The study of MK-6482 included 55 patients with advanced clear cell renal cell carcinoma who had an average of three prior lines of therapy.
After a median follow-up period of 13 months, the overall response rate was 24%, with 13 confirmed partial responses. Forty-one patients had stable disease, with a disease control rate of 80%. There were partial responses in 2 of 5 favorable-risk patients; 10 of 40 intermediate-risk patients; and 1 of 10 poor-risk patients.
The median duration of response had not been reached: 81% of patients had an estimated response of more than 6 months and 16 patients continued treatment beyond 12 months.

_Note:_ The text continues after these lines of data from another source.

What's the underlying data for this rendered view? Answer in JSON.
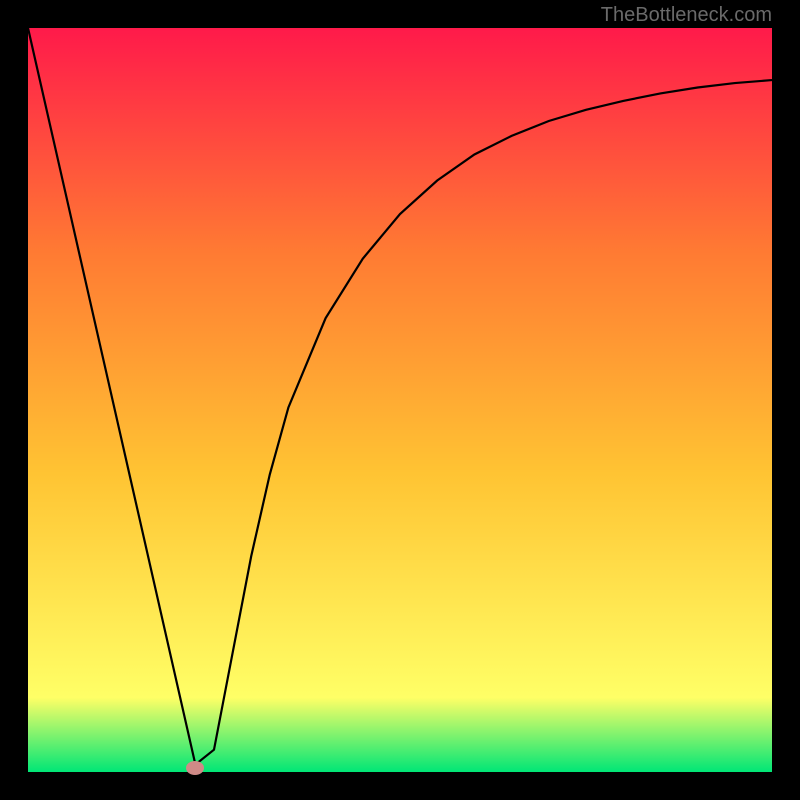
{
  "watermark": "TheBottleneck.com",
  "chart_data": {
    "type": "line",
    "title": "",
    "xlabel": "",
    "ylabel": "",
    "xlim": [
      0,
      100
    ],
    "ylim": [
      0,
      100
    ],
    "background_gradient": {
      "top": "#ff1a4a",
      "upper_mid": "#ff7a33",
      "mid": "#ffc433",
      "lower_mid": "#ffff66",
      "bottom": "#00e676"
    },
    "series": [
      {
        "name": "curve",
        "x": [
          0,
          5,
          10,
          15,
          20,
          22.5,
          25,
          27.5,
          30,
          32.5,
          35,
          40,
          45,
          50,
          55,
          60,
          65,
          70,
          75,
          80,
          85,
          90,
          95,
          100
        ],
        "y": [
          100,
          78,
          56,
          34,
          12,
          1,
          3,
          16,
          29,
          40,
          49,
          61,
          69,
          75,
          79.5,
          83,
          85.5,
          87.5,
          89,
          90.2,
          91.2,
          92,
          92.6,
          93
        ]
      }
    ],
    "marker": {
      "x": 22.5,
      "y": 0.5,
      "color": "#cf8a87"
    }
  }
}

The median progression-free response rate was 11 months.
The most common all-grade, all-cause adverse events (> 30%) were anemia (75%), fatigue (67%), dyspnea (47%), nausea (33%), and cough (31%). Anemia (26%) and hypoxia (15%) were the most common grade adverse events. No grade 4 or 5 drug-related adverse events were observed.
The authors concluded, “MK-6482 is well tolerated with a favorable safety profile and demonstrated promising single-agent activity in heavily pretreated patients with clear cell renal cell carcinoma across International Metastatic RCC Database risk groups.”
Disclosure: Funding for this research was provided by Merck Sharp & Dohme. For full disclosures of the study authors, visit coi.asco.org.The content in this post has not been reviewed by the American Society of Clinical Oncology, Inc. (ASCO®) and does not necessarily reflect the ideas and opinions of ASCO®.